Transdermal Verapamil (40mg/ml)
for the Treatment of Peyronie’s Disease
Peyronie’s disease has been reported to affect 1% to 3.5% of the male population. Medical therapy has not been consistently effective. Levine has reported success using injectable Verapamil. We have previously reported success with transdermal Verapamil. It is proposed that calcium channel blockers, when applied topically, migrate into the collagenase plaque and block the cellular entry of divalent calcium ions, thereby altering fibroblast metabolism which decreases the production of collagen. Simultaneously the production of collagenase is increased by the maturation of fibroblast collagenase. The collagenase causes degradation and remodeling of the fibrotic plaque. Due to the roles of divalent calcium and zinc in the production of collagenase, the collagenase is classified as a Metaloprotease. We are now updating the report of our clinical experience using Verapamil gel in 645 patients.
Verapamil gel (40mg) was applied twice daily to the penis of 645 patients with Peyronie’s disease. Length of treatment ranged from 1-16 months with the mean being 3.8 months. Patients were evaluated for change of curvature, plaque size, quality of erection, pain relief, and side effects.
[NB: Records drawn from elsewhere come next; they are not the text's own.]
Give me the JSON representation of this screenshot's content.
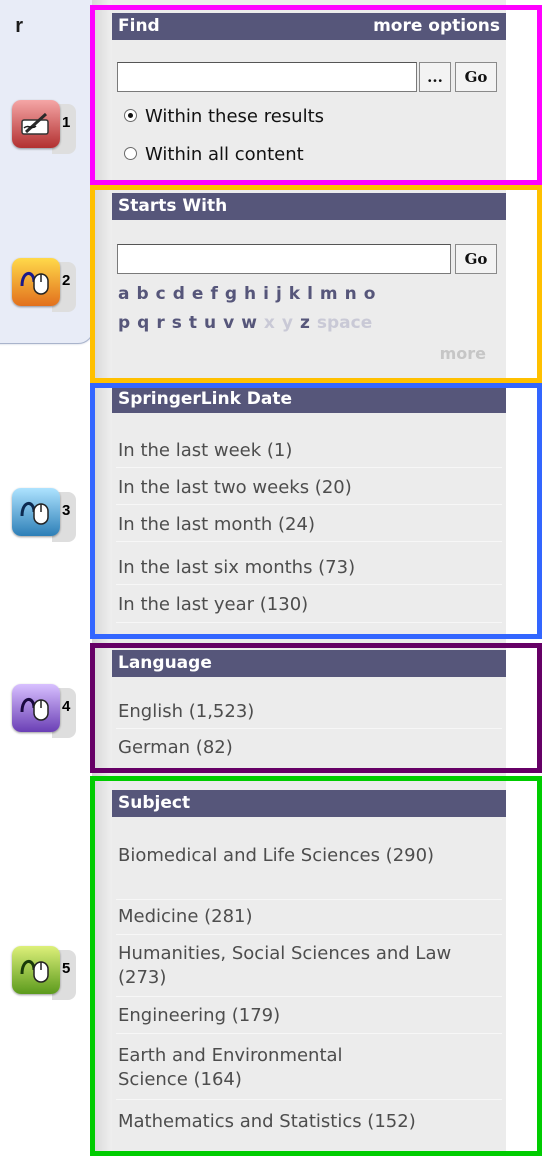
{
  "callout": {
    "text": "r"
  },
  "find": {
    "title": "Find",
    "more_options": "more options",
    "browse_label": "...",
    "go_label": "Go",
    "radio_within_results": "Within these results",
    "radio_within_all": "Within all content",
    "selected": "Within these results"
  },
  "starts_with": {
    "title": "Starts With",
    "go_label": "Go",
    "letters_row1": [
      "a",
      "b",
      "c",
      "d",
      "e",
      "f",
      "g",
      "h",
      "i",
      "j",
      "k",
      "l",
      "m",
      "n",
      "o"
    ],
    "letters_row2_active": [
      "p",
      "q",
      "r",
      "s",
      "t",
      "u",
      "v",
      "w"
    ],
    "letters_row2_dim": [
      "x",
      "y"
    ],
    "letters_row2_active_z": "z",
    "space_label": "space",
    "more_label": "more"
  },
  "date": {
    "title": "SpringerLink Date",
    "items": [
      "In the last week (1)",
      "In the last two weeks (20)",
      "In the last month (24)",
      "In the last six months (73)",
      "In the last year (130)"
    ]
  },
  "language": {
    "title": "Language",
    "items": [
      "English (1,523)",
      "German (82)"
    ]
  },
  "subject": {
    "title": "Subject",
    "items": [
      "Biomedical and Life Sciences (290)",
      "Medicine (281)",
      "Humanities, Social Sciences and Law (273)",
      "Engineering (179)",
      "Earth and Environmental Science (164)",
      "Mathematics and Statistics (152)"
    ]
  },
  "markers": [
    "1",
    "2",
    "3",
    "4",
    "5"
  ],
  "colors": {
    "header_bg": "#56567a",
    "panel_bg": "#ececec",
    "frame_find": "#ff00ff",
    "frame_starts": "#ffc000",
    "frame_date": "#3366ff",
    "frame_language": "#660066",
    "frame_subject": "#00cc00"
  },
  "icons": [
    "pen-tablet-icon",
    "mouse-icon",
    "mouse-icon",
    "mouse-icon",
    "mouse-icon"
  ]
}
Of the 608 patients with curvature, 406 (66.8%) noticed decreased curvature with treatment. Of the 587 patients with measurable plaque, 499 (85%) has measurable improvement. 489 (91.2%) of 536 patients with decreased quality of erection reported improvement of erection rigidity. Of the 272 patients with pain, 262 (96.3%) had complete pain relief. Five patients (0.8%) developed contact dermatitis. Three of these improved using topical corticosteroid. Two patients previously on antihypertensive drugs were able to discontinue drug and remain normotensive. No hypotensive episodes occurred. There were 113 patients treated for six months or longer. In this group, 69.4% noted improvement of curvature. 89.1% had decrease in plaque, 92.1% noted improved quality of erections, and 95.8% had improvement in pain. It has been noted throughout this study that patients taking beta-adenergic blocking agents have either not responded or have responded minimally to transdermal Verapamil. United States FDA approved manufacturers’ inserts state that beta-adnergenic blocking agents may cause Peyronie’s disease. It has also been noted that many patients taking glucosamine and chondroitin sulfate do not respond well.
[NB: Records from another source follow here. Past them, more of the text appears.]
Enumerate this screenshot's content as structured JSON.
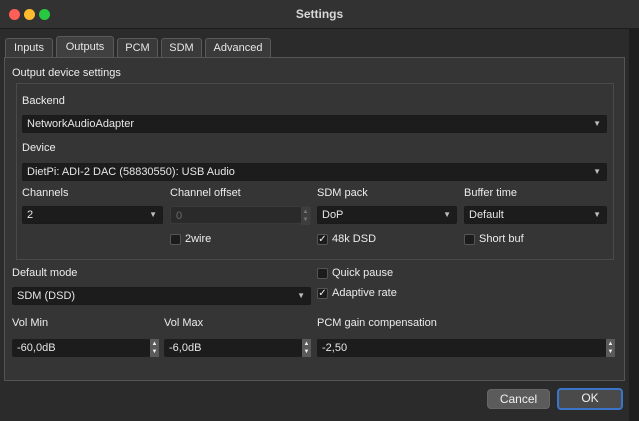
{
  "window": {
    "title": "Settings"
  },
  "tabs": [
    {
      "label": "Inputs",
      "active": false
    },
    {
      "label": "Outputs",
      "active": true
    },
    {
      "label": "PCM",
      "active": false
    },
    {
      "label": "SDM",
      "active": false
    },
    {
      "label": "Advanced",
      "active": false
    }
  ],
  "output_device": {
    "section_label": "Output device settings",
    "backend_label": "Backend",
    "backend_value": "NetworkAudioAdapter",
    "device_label": "Device",
    "device_value": "DietPi: ADI-2 DAC (58830550): USB Audio",
    "channels_label": "Channels",
    "channels_value": "2",
    "channel_offset_label": "Channel offset",
    "channel_offset_value": "0",
    "sdm_pack_label": "SDM pack",
    "sdm_pack_value": "DoP",
    "buffer_time_label": "Buffer time",
    "buffer_time_value": "Default",
    "twowire_label": "2wire",
    "twowire_checked": false,
    "dsd48k_label": "48k DSD",
    "dsd48k_checked": true,
    "shortbuf_label": "Short buf",
    "shortbuf_checked": false
  },
  "general": {
    "default_mode_label": "Default mode",
    "default_mode_value": "SDM (DSD)",
    "quick_pause_label": "Quick pause",
    "quick_pause_checked": false,
    "adaptive_rate_label": "Adaptive rate",
    "adaptive_rate_checked": true,
    "vol_min_label": "Vol Min",
    "vol_min_value": "-60,0dB",
    "vol_max_label": "Vol Max",
    "vol_max_value": "-6,0dB",
    "pcm_gain_label": "PCM gain compensation",
    "pcm_gain_value": "-2,50"
  },
  "buttons": {
    "cancel_label": "Cancel",
    "ok_label": "OK"
  },
  "check_glyph": "✓",
  "colors": {
    "close": "#ff5f57",
    "minimize": "#febc2e",
    "zoom": "#28c840",
    "ok_border": "#3b75c9"
  }
}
Transdermal Verapamil is an effective and well-tolerated drug for the treatment of Peyronie’s disease.